Auditory-based communication skills are developed at a young age and are maintained throughout our lives. However, some individuals — both young and old — encounter difficulties in achieving or maintaining communication proficiency. Biological signals arising from hearing sounds relate to real-life communication skills such as listening to speech in noisy environments and reading, pointing to an intersection between hearing and cognition. Musical experience, amplification, and software-based training can improve these biological signals. These findings of biological plasticity, in a variety of subject populations, relate to attention and auditory memory, and represent an integrated auditory system influenced by both sensation and cognition.

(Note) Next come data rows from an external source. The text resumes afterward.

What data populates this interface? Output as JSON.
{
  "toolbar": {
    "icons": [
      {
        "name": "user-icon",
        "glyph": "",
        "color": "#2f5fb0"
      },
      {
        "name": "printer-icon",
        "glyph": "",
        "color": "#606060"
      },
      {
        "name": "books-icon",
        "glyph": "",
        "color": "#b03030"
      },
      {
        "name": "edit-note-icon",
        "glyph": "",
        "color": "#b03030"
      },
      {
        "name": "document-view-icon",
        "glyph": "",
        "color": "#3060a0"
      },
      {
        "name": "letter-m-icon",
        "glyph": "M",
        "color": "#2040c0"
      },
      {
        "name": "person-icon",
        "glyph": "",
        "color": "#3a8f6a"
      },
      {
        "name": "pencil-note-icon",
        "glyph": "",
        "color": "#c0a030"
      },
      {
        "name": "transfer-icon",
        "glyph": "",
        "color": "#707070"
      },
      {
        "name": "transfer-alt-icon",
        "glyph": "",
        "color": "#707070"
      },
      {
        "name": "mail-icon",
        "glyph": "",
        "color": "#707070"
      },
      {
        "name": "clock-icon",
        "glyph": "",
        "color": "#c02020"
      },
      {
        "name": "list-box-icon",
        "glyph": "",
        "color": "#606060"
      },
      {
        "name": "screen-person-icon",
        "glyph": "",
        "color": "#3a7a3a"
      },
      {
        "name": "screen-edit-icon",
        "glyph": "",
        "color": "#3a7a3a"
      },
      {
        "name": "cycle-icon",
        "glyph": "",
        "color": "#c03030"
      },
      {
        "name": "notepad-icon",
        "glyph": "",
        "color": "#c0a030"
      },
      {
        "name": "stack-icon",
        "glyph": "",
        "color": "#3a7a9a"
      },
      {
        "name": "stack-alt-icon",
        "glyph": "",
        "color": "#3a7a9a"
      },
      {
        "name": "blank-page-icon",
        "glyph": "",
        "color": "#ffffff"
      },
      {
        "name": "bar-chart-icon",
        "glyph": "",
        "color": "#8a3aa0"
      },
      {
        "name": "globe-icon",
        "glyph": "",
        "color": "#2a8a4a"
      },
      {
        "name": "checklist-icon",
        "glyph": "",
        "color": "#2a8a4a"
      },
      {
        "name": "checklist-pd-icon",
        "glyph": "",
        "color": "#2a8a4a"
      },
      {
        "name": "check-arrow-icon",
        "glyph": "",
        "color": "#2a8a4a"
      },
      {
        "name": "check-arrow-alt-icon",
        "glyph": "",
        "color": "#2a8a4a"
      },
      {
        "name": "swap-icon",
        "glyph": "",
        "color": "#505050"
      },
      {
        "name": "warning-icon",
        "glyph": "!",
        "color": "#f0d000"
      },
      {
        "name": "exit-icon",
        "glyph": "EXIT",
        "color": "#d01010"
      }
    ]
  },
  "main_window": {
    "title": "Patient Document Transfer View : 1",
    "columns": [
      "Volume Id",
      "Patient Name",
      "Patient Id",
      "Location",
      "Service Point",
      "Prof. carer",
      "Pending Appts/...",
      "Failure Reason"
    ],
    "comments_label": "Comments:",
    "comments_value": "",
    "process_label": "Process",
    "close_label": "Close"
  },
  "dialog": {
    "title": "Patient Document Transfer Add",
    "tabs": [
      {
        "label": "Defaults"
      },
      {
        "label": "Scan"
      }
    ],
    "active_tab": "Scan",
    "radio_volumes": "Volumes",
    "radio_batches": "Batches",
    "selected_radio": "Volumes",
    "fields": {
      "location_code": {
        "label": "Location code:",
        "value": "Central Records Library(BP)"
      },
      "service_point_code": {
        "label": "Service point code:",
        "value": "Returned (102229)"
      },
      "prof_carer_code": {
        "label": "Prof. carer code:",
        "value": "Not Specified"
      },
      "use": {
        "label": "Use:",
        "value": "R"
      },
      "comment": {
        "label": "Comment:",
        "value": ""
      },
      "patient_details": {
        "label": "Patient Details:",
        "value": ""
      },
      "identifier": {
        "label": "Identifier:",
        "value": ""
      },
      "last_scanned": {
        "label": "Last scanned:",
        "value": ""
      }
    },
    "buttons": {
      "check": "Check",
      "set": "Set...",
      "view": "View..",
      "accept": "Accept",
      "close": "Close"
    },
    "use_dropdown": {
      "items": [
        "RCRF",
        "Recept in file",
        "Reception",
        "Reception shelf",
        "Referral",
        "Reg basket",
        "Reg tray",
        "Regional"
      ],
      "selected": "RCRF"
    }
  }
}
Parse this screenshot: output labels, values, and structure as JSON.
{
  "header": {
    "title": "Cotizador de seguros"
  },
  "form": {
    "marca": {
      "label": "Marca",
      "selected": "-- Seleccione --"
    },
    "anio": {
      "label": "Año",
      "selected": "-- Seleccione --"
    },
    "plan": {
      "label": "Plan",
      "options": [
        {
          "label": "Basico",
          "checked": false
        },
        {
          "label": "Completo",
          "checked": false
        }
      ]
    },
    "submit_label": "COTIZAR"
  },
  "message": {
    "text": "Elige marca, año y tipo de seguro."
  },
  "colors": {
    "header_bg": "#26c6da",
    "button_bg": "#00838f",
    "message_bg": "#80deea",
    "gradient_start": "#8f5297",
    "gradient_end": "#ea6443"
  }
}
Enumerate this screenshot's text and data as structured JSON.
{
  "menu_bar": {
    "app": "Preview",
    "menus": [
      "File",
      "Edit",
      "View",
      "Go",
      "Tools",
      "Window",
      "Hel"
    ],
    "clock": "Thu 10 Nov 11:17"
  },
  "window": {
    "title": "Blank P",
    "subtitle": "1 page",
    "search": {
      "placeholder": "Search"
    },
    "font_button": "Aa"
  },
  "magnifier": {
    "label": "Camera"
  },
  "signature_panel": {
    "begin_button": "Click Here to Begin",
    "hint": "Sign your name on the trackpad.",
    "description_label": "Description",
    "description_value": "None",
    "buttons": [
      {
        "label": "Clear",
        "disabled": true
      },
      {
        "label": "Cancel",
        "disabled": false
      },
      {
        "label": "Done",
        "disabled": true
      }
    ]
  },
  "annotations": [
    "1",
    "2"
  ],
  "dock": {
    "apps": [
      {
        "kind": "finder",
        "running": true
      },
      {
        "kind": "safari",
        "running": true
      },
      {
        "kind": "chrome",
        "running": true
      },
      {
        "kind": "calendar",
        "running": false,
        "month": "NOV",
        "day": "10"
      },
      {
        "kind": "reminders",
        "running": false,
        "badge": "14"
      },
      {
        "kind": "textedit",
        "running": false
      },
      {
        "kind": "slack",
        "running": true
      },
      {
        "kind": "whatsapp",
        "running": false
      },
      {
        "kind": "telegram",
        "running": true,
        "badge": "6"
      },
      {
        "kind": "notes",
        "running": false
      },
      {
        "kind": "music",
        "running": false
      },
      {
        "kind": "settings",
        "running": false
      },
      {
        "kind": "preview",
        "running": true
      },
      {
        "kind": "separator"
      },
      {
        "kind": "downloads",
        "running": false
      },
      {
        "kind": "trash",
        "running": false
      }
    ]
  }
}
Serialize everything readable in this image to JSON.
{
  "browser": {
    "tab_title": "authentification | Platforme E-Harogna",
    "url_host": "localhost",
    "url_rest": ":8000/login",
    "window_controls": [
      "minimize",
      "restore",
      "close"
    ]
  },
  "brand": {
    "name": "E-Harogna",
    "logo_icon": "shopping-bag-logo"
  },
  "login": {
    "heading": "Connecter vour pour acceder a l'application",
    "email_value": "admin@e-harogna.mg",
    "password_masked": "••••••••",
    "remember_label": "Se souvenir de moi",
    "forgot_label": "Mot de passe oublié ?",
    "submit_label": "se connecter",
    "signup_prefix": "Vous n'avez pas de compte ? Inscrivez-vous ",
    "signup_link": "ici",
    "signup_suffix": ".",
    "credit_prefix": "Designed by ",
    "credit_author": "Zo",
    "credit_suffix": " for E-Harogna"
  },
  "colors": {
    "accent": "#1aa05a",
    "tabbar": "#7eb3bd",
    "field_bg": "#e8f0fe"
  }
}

Learning outcomes: The reader will (1) explain that the auditory system is malleable to experience and training, (2) identify the ingredients necessary for auditory learning to successfully be applied to communication, (3) recognize that the auditory brainstem response to complex sounds (cABR) is a window into the integrated auditory system, and (4) identify examples of how cABR can be used to track the outcome of experience and training.